■ **What you need to do**
Count the lines below that contain the word "Auto" and give only the number.

■ **Data extracts**
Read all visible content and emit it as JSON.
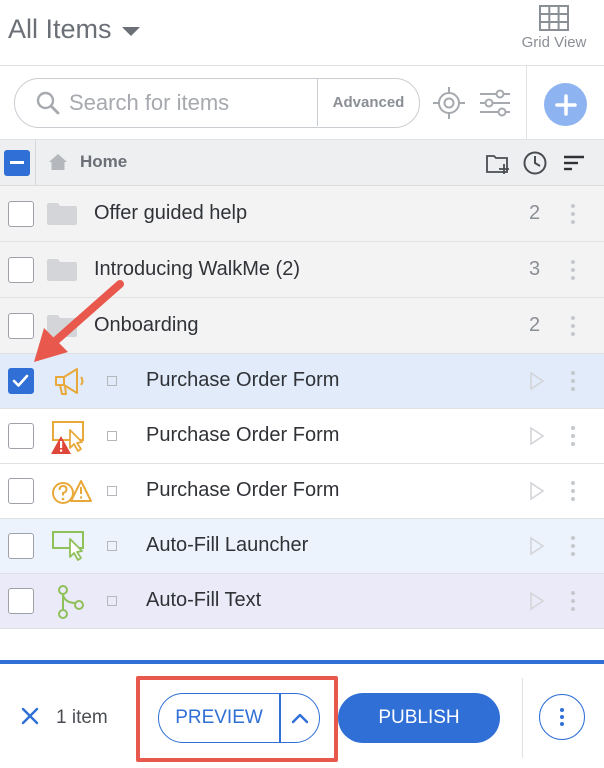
{
  "header": {
    "title": "All Items",
    "grid_view_label": "Grid View"
  },
  "search": {
    "placeholder": "Search for items",
    "advanced_label": "Advanced"
  },
  "table_header": {
    "breadcrumb": "Home"
  },
  "folders": [
    {
      "label": "Offer guided help",
      "count": "2"
    },
    {
      "label": "Introducing WalkMe (2)",
      "count": "3"
    },
    {
      "label": "Onboarding",
      "count": "2"
    }
  ],
  "items": [
    {
      "label": "Purchase Order Form",
      "icon": "megaphone-icon",
      "checked": true
    },
    {
      "label": "Purchase Order Form",
      "icon": "warning-launcher-icon",
      "checked": false
    },
    {
      "label": "Purchase Order Form",
      "icon": "question-warning-icon",
      "checked": false
    },
    {
      "label": "Auto-Fill Launcher",
      "icon": "launcher-icon",
      "checked": false
    },
    {
      "label": "Auto-Fill Text",
      "icon": "flow-branch-icon",
      "checked": false
    }
  ],
  "footer": {
    "selected_count": "1 item",
    "preview_label": "PREVIEW",
    "publish_label": "PUBLISH"
  },
  "colors": {
    "accent": "#2f6fd6",
    "annotation_red": "#e8584c",
    "selected_row": "#e1ebfa",
    "icon_orange": "#e8a93a",
    "icon_green": "#8fc05a"
  }
}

■ **Response**
2